29IB Career-related Certificate (IBCC): Minimum of 2 IB Diploma Programme coursesIB core: approaches to learning; reflective project; community service; language developmentRecognised vocational qualifications offered by schoolOpen to all IB World Schools from September 2012An alternative pathway for 16 – 19 years oldsCollaboration between the IB and schools wishing to provide a vocational / career-related option for students
30IBCC: collaborationsThe IB is actively pursuing a policy of aligning with key career-related qualification providersThese presently include:National Academy Foundation (USA): hospitality and tourism, IT, finance, and engineeringProject Lead The Way (USA): engineering and biomedical STEM coursesBTEC (Global): hospitality, business, health and care, environment, media and public servicesInternational School of Finance (UK): financial services

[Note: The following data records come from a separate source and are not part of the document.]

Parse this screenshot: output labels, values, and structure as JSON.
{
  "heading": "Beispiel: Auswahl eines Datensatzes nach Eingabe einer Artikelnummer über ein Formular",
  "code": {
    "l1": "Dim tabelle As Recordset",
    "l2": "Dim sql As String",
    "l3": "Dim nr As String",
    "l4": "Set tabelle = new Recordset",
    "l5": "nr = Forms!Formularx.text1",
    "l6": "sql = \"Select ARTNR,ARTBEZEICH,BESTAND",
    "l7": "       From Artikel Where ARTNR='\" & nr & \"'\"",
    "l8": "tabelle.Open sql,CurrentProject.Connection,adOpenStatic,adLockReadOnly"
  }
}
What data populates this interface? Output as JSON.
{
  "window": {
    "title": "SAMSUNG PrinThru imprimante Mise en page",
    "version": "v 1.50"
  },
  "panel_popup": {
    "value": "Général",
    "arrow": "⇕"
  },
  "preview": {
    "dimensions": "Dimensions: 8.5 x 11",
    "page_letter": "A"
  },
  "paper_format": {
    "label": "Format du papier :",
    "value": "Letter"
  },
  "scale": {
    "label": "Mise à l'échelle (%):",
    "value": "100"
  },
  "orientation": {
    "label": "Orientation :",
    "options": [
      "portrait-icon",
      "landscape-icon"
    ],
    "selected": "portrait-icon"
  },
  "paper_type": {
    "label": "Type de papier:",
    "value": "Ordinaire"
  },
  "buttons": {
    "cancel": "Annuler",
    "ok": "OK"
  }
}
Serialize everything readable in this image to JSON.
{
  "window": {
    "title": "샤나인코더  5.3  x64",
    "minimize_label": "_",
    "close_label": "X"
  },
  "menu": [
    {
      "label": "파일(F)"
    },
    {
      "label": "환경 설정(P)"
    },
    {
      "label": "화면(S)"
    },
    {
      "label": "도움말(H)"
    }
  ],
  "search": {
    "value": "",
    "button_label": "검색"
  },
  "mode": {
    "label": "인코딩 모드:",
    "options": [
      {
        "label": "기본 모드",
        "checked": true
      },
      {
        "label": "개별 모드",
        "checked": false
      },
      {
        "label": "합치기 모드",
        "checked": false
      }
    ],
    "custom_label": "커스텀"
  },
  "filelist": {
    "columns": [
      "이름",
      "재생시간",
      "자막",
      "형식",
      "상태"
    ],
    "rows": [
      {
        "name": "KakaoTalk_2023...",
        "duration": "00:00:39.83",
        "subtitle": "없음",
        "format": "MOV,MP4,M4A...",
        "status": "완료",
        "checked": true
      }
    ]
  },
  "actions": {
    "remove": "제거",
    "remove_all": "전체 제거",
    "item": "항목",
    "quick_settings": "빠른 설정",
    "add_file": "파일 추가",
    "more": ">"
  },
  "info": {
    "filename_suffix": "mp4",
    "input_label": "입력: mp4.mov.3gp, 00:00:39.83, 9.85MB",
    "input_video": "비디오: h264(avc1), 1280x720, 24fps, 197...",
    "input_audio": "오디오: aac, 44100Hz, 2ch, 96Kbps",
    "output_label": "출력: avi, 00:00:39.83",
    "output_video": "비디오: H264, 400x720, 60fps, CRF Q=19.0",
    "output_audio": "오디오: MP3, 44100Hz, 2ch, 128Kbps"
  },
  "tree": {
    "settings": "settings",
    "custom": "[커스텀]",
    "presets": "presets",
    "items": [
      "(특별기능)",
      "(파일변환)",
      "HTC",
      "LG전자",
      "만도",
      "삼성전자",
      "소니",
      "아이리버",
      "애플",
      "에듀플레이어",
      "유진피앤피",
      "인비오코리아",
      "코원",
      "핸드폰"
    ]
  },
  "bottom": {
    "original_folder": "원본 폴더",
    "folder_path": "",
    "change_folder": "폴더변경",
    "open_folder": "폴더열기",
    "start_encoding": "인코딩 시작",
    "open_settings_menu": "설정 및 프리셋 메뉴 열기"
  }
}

32DP courses onlineIncreased access and greater educational opportunitiesExtend subject choice for students in IB World SchoolsEnable students who cannot attend IB World Schools to benefit from an IB educational experienceCreate international and intercultural classrooms in ways which cannot be envisaged in many schoolsEnable students, increasingly socialized in the digital world, to develop 21st century skills that will equip them for life after schoolConnecting people with technology,
33DP courses online September 2011 Planned course offering Group 2 NEWGroup 5Group 6NEWFilm SLGroup 3NEWPhilosophy SLNo current (2010/11) students for ITGS SL
34IB Open World Schools: extending access to external students (Source:- Open World School- external studentExisting IB World SchoolsBeginning Sept. 2012
35Changing perspectives What is important in an IB education?What must we hold on to? What can we let go?How can the IB programmes accommodate the needs of schools around the world while retaining what is important?